People are talking a lot these days about being a missional church. It’s a scary word for many who associate the word “mission” with missionaries: people who show up somewhere and coerce, terrify or bombard a people with evangelical zeal in order to make them convert.
We’re not into that, we UUs. Many of us have been hurt by that. We have been angered and made suspicious by the ways that religious groups and our culture treats our minds, souls and bodies as a mission field for indoctrination so it can sell us things and control us. We’re on edge about it. We’re pushing back: sometimes too hard, sometimes obnoxiously, sometimes in comically hypocritical ways, becoming the very thing we abhorred.
So the word “mission” is fraught. Still, it’s a great word. It’s a word that I hope we can embrace as the marching orders for our future — or if “marching” feels too militaristic to you, then “moving orders.” Mission! It moves. It’s about looking around and seeing where you are in relation to what’s out there around you: seeing where you can connect, help, serve, be in relationship with, learn, and be part of “life more abundant” that gives existence meaning and depth and beautiful intensity. It’s about paying deep attention to your local context not to convert, but to engage with. The Rev. Theresa Cooley said the coolest thing today at a workshop called “Beyond Congregations” — cool because she’s on the UUA staff and her remark swims against the stream of conventional wisdom (but it’s very wise and spot-on for our times). She said, essentially, “I’m not doing this so that more people will call themselves Unitarian Univeralists. That would be nice, but I’m doing this because I want our values to be in the world, having an influence in the world.”
So let me tell you what happened this morning.
While my General Assembly roommate and I were sitting in our hotel room in Kentucky talking about Unitarian Universalist issues, she got an e-mail from one of her local clergy colleagues back in Massachusetts — a Catholic priest with whom she has formed a close bond — asking for help. His situation was that his parish has been forbidden to host an event with Father Helmut Schuller, an Austrian “rebel” priest who is advocating for the admission of women and married people to the priesthood. The event is in July and was to be the only New England visit by Father Schuller.
The cardinal had forbidden all the Massachusetts diocese from hosting Schuller, and so this local priest was reaching out to his Unitarian Universalist colleague and friend to ask if her church, one of our historic First Parish congregations, would host the event. Without a moment of hesitation, my friend dictated this response to Siri: “We would be honored to help with this. We will be undergoing some minor construction in the Parish Hall but the church will be open.” A few minutes later she thought to add, “The building is not air-conditioned.”
Within an hour, my friend had a slew of e-mails from church leaders with thumbs up messages. This is a congregation that values putting their values into practice over engaging in lengthy processing. That’s missional.

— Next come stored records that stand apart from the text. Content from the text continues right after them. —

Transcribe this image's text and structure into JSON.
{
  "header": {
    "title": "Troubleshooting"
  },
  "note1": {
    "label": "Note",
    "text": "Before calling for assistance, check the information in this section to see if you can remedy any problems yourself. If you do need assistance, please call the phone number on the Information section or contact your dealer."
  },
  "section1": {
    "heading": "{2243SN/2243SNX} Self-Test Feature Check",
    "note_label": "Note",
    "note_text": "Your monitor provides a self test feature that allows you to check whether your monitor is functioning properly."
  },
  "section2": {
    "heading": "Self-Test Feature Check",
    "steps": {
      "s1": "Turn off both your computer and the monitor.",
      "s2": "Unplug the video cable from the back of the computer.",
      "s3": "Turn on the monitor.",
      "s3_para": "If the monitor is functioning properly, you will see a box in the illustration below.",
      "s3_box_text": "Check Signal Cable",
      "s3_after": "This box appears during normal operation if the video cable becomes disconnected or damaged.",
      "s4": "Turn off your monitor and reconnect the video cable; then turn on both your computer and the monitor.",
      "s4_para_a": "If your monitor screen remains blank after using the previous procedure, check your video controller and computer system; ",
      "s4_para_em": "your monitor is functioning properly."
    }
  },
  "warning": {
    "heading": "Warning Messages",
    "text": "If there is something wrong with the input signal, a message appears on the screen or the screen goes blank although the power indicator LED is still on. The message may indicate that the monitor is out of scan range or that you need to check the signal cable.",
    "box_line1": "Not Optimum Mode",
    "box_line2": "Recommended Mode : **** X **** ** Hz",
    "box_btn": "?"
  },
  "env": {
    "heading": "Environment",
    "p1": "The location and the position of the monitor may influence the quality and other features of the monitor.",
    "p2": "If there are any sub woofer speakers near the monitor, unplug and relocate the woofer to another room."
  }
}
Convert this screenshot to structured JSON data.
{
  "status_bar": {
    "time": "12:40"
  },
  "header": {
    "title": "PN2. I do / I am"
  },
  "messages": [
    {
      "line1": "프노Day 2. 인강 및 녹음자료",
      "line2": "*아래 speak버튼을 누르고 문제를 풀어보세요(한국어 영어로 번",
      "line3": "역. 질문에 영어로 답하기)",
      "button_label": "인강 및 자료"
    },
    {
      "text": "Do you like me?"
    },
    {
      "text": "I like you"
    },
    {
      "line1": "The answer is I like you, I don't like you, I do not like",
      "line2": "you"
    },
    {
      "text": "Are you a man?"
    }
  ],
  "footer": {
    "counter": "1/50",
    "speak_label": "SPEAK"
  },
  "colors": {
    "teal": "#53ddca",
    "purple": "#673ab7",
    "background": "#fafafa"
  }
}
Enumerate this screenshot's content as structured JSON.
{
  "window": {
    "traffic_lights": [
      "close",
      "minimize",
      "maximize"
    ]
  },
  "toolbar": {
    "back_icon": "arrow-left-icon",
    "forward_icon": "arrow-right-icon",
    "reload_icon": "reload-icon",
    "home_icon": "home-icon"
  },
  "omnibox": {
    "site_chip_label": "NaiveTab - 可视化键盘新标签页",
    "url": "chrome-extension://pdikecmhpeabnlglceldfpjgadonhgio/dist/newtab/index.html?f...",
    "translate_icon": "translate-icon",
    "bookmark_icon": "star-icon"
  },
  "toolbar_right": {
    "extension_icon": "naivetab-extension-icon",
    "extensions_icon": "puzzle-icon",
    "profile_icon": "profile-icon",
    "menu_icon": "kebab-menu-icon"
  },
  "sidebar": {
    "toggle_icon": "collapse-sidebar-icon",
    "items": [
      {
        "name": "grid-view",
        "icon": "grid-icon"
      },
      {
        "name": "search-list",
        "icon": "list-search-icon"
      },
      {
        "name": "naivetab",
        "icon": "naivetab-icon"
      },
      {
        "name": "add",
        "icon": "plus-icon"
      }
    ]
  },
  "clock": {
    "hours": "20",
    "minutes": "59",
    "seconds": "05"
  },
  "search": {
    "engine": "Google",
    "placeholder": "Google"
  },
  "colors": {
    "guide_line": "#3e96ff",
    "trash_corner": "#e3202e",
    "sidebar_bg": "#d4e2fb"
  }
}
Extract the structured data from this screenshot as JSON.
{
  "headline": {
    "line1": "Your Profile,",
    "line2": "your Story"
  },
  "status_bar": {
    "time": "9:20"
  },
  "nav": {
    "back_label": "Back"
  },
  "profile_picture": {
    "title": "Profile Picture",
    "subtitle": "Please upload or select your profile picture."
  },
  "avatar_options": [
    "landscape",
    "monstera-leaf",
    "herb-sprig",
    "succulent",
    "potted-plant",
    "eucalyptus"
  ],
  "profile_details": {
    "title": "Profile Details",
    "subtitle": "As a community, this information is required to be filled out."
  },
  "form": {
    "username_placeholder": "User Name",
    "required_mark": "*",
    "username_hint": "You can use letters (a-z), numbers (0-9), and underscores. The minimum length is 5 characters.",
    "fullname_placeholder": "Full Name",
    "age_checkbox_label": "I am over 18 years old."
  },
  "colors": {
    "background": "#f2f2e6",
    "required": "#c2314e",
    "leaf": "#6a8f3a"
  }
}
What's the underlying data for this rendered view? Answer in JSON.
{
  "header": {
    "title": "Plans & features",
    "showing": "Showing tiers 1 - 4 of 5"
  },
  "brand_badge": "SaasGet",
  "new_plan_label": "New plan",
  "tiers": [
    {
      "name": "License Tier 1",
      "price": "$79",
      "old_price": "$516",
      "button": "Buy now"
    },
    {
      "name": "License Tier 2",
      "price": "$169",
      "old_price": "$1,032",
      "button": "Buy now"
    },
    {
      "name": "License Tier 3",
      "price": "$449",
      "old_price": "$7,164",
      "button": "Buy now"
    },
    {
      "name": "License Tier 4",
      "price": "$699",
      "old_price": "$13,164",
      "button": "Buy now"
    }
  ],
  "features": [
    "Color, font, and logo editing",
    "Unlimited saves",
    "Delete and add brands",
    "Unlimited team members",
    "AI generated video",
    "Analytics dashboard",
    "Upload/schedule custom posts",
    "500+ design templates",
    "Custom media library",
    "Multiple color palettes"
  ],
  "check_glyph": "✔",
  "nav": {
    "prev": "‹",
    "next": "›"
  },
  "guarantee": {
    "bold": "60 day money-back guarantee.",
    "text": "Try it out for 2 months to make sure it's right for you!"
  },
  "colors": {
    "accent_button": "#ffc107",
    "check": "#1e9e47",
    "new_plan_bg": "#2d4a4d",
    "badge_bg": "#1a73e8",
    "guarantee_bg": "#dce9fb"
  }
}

All of these years I have been watching my friend do what she does and make it look easy, which is to build local relationships, be interested in her town, think creatively about where the food pantry might go when it lost its home in the basement of the Methodist church, join the local artist’s guild, connect with the farmer’s market, make the lunch for and host the monthly gatherings of the UU Christian Ministers and work really hard with her congregation to shift their consciousness and practices from preservation, caution and lots of fairly anxious processing to permission, creativity and freedom. Also forgiveness, because you have to get good at apologizing, forgiving and moving on when you want to become a vibrant, missional church.
The little inter-generational theatre group that was originally part of the RE program and then became an independent non-profit, used to use the parish hall and then close down their production and that was that. With encouragement, they eventually made a gift to the church: something they would purchase that they thought the church needed. With more encouragement, they began to make a financial contribution to the church. First $1,000. Then $1,200. Then $1,500 to the operating budget and to thus the mission of the church. Perhaps not surprisingly, the theatre group also began to connect to the ministry of the church, donating tickets to the food pantry to share the nourishment of the arts to go with canned goods and non-perishables that people were picking up. That’s missional church . It breaks down silos and separations and finds ways to offer mutual support. It doesn’t fret about how much money “that” will cost, it asks how much more meaning “that” will generate. Most money fears around shifting to a more missional way of being church aren’t warranted, anyway: by the time a missional congregation gets to the point of deciding to spend money, they have already made serious internal and emotional investments and are thrilled to be funding their calling with actual dollars. The spiritual investment happens first.
Six years ago, when this minister started, this was a troubled congregation with twelve people attending Sunday services. Today they have double the official membership and seventy-five at a typical Sunday service. But more importantly, people in the community see the congregation as a place that matters. That’s mission. If the building disappeared, there would not only be a hole in the landscape, but a loss to the community.
I very much look forward to sweating it out with the Rev. Rali Weaver and the missional congregation of First Parish in Dedham, her priest colleague and his supportive parish, and the community of UUs, Catholics and other neighbors in faith to hear Father Helmut Schuller on July 17.